■ Instructions for the task
Each line below should be written out again exactly.

═════ Records shown ═════

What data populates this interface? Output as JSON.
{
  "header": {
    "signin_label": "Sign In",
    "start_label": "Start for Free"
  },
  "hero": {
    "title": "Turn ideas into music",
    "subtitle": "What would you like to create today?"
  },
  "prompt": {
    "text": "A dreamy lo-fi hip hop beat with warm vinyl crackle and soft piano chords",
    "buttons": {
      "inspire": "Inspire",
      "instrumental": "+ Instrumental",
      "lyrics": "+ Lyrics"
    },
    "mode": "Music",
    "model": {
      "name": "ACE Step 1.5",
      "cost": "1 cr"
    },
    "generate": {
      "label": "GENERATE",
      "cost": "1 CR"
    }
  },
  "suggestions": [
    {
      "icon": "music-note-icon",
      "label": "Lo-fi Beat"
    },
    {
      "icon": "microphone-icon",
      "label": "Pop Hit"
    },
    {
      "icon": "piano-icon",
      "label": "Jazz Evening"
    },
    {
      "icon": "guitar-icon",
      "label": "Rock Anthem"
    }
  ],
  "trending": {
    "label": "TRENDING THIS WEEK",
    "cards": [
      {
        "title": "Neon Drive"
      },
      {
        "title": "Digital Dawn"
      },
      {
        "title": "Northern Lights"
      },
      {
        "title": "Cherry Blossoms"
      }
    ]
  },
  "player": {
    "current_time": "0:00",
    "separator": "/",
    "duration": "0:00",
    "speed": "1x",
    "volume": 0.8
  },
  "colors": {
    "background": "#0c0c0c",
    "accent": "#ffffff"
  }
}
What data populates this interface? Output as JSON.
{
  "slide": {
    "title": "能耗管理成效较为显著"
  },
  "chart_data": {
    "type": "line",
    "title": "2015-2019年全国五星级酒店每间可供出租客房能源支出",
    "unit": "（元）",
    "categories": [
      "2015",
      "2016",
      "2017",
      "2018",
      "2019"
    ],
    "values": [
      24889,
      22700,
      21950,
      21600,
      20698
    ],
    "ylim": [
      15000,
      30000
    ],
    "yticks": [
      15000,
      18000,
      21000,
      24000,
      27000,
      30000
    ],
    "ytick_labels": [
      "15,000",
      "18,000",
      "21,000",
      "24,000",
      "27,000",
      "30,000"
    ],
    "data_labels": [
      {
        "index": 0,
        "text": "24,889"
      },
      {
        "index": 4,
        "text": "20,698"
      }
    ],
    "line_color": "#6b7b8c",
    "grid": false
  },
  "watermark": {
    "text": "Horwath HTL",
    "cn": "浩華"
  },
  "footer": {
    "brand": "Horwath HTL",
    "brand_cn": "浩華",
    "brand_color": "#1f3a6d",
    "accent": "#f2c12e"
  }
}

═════

■ Response
What data populates this interface? Output as JSON.
{
  "header": {
    "signin_label": "Sign In",
    "start_label": "Start for Free"
  },
  "hero": {
    "title": "Turn ideas into music",
    "subtitle": "What would you like to create today?"
  },
  "prompt": {
    "text": "A dreamy lo-fi hip hop beat with warm vinyl crackle and soft piano chords",
    "buttons": {
      "inspire": "Inspire",
      "instrumental": "+ Instrumental",
      "lyrics": "+ Lyrics"
    },
    "mode": "Music",
    "model": {
      "name": "ACE Step 1.5",
      "cost": "1 cr"
    },
    "generate": {
      "label": "GENERATE",
      "cost": "1 CR"
    }
  },
  "suggestions": [
    {
      "icon": "music-note-icon",
      "label": "Lo-fi Beat"
    },
    {
      "icon": "microphone-icon",
      "label": "Pop Hit"
    },
    {
      "icon": "piano-icon",
      "label": "Jazz Evening"
    },
    {
      "icon": "guitar-icon",
      "label": "Rock Anthem"
    }
  ],
  "trending": {
    "label": "TRENDING THIS WEEK",
    "cards": [
      {
        "title": "Neon Drive"
      },
      {
        "title": "Digital Dawn"
      },
      {
        "title": "Northern Lights"
      },
      {
        "title": "Cherry Blossoms"
      }
    ]
  },
  "player": {
    "current_time": "0:00",
    "separator": "/",
    "duration": "0:00",
    "speed": "1x",
    "volume": 0.8
  },
  "colors": {
    "background": "#0c0c0c",
    "accent": "#ffffff"
  }
}
What data populates this interface? Output as JSON.
{
  "slide": {
    "title": "能耗管理成效较为显著"
  },
  "chart_data": {
    "type": "line",
    "title": "2015-2019年全国五星级酒店每间可供出租客房能源支出",
    "unit": "（元）",
    "categories": [
      "2015",
      "2016",
      "2017",
      "2018",
      "2019"
    ],
    "values": [
      24889,
      22700,
      21950,
      21600,
      20698
    ],
    "ylim": [
      15000,
      30000
    ],
    "yticks": [
      15000,
      18000,
      21000,
      24000,
      27000,
      30000
    ],
    "ytick_labels": [
      "15,000",
      "18,000",
      "21,000",
      "24,000",
      "27,000",
      "30,000"
    ],
    "data_labels": [
      {
        "index": 0,
        "text": "24,889"
      },
      {
        "index": 4,
        "text": "20,698"
      }
    ],
    "line_color": "#6b7b8c",
    "grid": false
  },
  "watermark": {
    "text": "Horwath HTL",
    "cn": "浩華"
  },
  "footer": {
    "brand": "Horwath HTL",
    "brand_cn": "浩華",
    "brand_color": "#1f3a6d",
    "accent": "#f2c12e"
  }
}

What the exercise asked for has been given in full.